Tourism Growth Remains Positive Despite the Flight Ban
It has been two weeks since the Russia’s flight ban and some evidence of the impact has started toaccumulate.
As initial figures suggest, the impact is broadly in-line with TBC Research previousassumptions of up to 5% growth of tourism inflows over the next 12 months (see Manageable Impact on the Growth and Still Betting on the GEL).
The weekly data on travelers from Russia indicate that in the first week of July, before the actual ban had entered into force, decline of Russian visitors was more moderate (-4.1% YoY). Over the same period, the number of flights retreated by c. 11% YoY. Once the direct flights were banned, the number of Russian citizen arrivals fell by 21.4% YoY (in the 2nd week of July). The arrivals by air were hit harder with a reduction of 78.6% YoY, while the decline through other borders was more moderate at 1.7% YoY.
Several conclusions follow from the initial figures:
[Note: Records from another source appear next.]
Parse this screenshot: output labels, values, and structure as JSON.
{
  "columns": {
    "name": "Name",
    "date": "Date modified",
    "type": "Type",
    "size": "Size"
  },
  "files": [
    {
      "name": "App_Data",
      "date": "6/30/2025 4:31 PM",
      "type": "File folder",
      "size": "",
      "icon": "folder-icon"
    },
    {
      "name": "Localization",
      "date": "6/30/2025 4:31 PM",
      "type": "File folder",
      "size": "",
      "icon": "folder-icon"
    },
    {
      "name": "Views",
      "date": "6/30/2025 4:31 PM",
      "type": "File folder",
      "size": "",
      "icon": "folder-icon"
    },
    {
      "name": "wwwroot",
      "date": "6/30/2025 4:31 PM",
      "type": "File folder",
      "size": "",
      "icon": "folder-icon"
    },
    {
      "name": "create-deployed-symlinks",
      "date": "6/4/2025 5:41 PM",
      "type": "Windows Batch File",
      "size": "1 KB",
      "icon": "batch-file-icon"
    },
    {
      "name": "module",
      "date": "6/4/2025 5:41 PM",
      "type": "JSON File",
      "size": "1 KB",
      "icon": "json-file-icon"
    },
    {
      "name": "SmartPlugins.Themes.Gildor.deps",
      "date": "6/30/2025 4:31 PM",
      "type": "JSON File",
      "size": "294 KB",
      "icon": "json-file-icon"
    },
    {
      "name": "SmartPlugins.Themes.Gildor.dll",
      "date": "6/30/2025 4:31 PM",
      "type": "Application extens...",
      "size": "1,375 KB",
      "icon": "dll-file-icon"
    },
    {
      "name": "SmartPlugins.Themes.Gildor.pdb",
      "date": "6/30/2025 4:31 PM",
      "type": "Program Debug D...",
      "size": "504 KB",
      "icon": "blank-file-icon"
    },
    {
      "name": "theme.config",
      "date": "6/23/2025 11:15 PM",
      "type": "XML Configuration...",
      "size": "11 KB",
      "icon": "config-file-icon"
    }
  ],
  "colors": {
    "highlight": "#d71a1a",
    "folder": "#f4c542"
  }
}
1. As travelers by plane generally spend more, the drop in tourism inflows from Russia should have been greater than in the number of travelers. Overall, TBC Research assumption on 50% drop of inflows over the next 12 months appears to be a reasonable upper bound for the decline.
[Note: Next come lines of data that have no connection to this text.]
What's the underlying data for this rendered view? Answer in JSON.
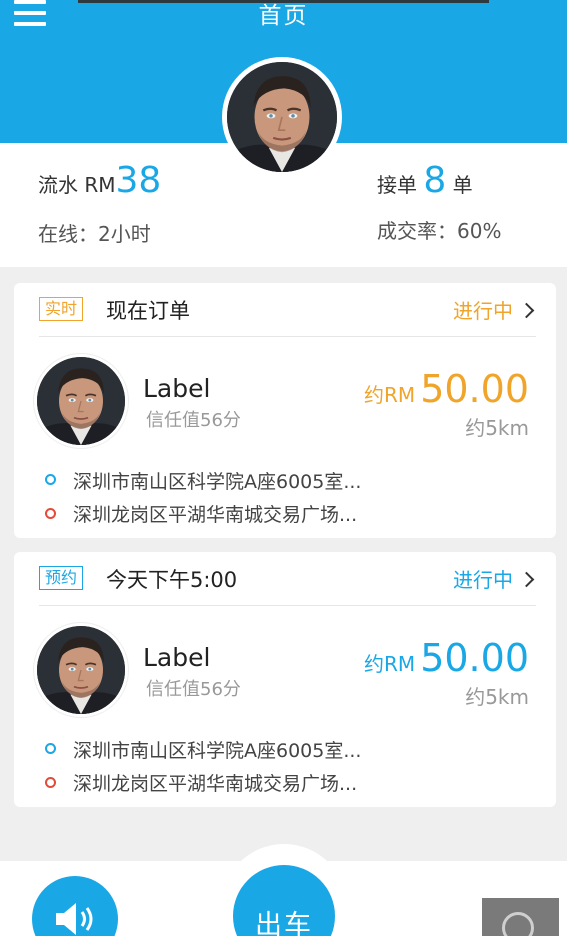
{
  "header": {
    "title": "首页"
  },
  "colors": {
    "primary": "#1aa7e6",
    "accent_orange": "#f0a42a",
    "dot_start": "#1aa7e6",
    "dot_end": "#e24a3a"
  },
  "stats": {
    "flow_label": "流水 RM",
    "flow_value": "38",
    "orders_label": "接单",
    "orders_value": "8",
    "orders_unit": "单",
    "online": "在线：2小时",
    "success_rate": "成交率：60%"
  },
  "orders": [
    {
      "tag": "实时",
      "title": "现在订单",
      "status": "进行中",
      "name": "Label",
      "trust": "信任值56分",
      "price_prefix": "约RM",
      "price": "50.00",
      "distance": "约5km",
      "from": "深圳市南山区科学院A座6005室...",
      "to": "深圳龙岗区平湖华南城交易广场..."
    },
    {
      "tag": "预约",
      "title": "今天下午5:00",
      "status": "进行中",
      "name": "Label",
      "trust": "信任值56分",
      "price_prefix": "约RM",
      "price": "50.00",
      "distance": "约5km",
      "from": "深圳市南山区科学院A座6005室...",
      "to": "深圳龙岗区平湖华南城交易广场..."
    }
  ],
  "bottom": {
    "go_label": "出车",
    "sound_icon": "speaker-icon",
    "float_icon": "add-circle-icon"
  }
}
2. Despite the complete abolition of direct flights, a significant part of Russian citizens still arrived by plane, suggesting the alternative routes are already active and are expected to increasingly substitute direct flights.
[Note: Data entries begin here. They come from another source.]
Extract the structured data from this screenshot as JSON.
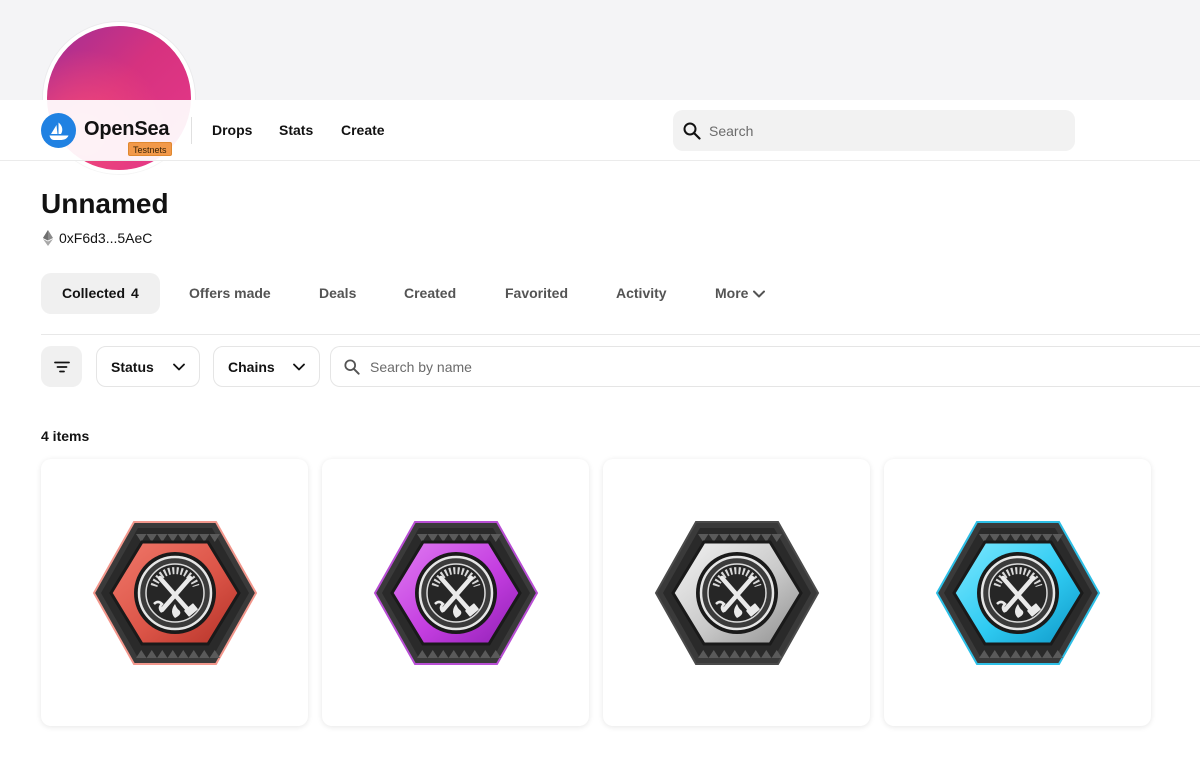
{
  "profile": {
    "name": "Unnamed",
    "address": "0xF6d3...5AeC",
    "chain_icon": "ethereum-icon"
  },
  "nav": {
    "brand": "OpenSea",
    "badge": "Testnets",
    "links": [
      "Drops",
      "Stats",
      "Create"
    ],
    "search_placeholder": "Search"
  },
  "tabs": [
    {
      "label": "Collected",
      "count": "4",
      "active": true
    },
    {
      "label": "Offers made"
    },
    {
      "label": "Deals"
    },
    {
      "label": "Created"
    },
    {
      "label": "Favorited"
    },
    {
      "label": "Activity"
    },
    {
      "label": "More"
    }
  ],
  "filters": {
    "filter_icon": "filter-lines-icon",
    "status_label": "Status",
    "chains_label": "Chains",
    "search_placeholder": "Search by name"
  },
  "items": {
    "count_label": "4 items",
    "cards": [
      {
        "variant": "red",
        "colors": {
          "light": "#f0786a",
          "mid": "#dc5548",
          "dark": "#b43228",
          "border": "#f2978c"
        }
      },
      {
        "variant": "purple",
        "colors": {
          "light": "#e07cf2",
          "mid": "#c43ee0",
          "dark": "#8f1fb4",
          "border": "#b84ed4"
        }
      },
      {
        "variant": "silver",
        "colors": {
          "light": "#f4f4f4",
          "mid": "#c9c9c9",
          "dark": "#8e8e8e",
          "border": "#4a4a4a"
        }
      },
      {
        "variant": "cyan",
        "colors": {
          "light": "#7ee8ff",
          "mid": "#2fcbf2",
          "dark": "#0e96c6",
          "border": "#2dbfe6"
        }
      }
    ]
  },
  "colors": {
    "accent": "#2081e2",
    "badge": "#f2994a",
    "avatar_start": "#a22f95",
    "avatar_end": "#e8388a"
  }
}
3. Indirect arrivals of visitors by plane coupled with only a moderate decline of arrivals through other means of transportation indicate that Georgia still remains an attractive destination for Russian tourists.
Thanks to the diversified sources of tourism inflows, despite the c. 21% YoY decline of travelers from Russia in the second week of July, the growth of the total number of travelers remained on a positive trajectory (+3.2% YoY). Historically, the increase of tourist inflows has been several percentage points higher as compared with that of travelers; however, due to more pronounced drop in tourists rather than same-day visitors, this differential should be lower.
On the contrary, the initial period following the restrictions is likely to be the toughest as a more active marketing campaign targeting other countries has been launched and therefore tourism inflows may strengthen.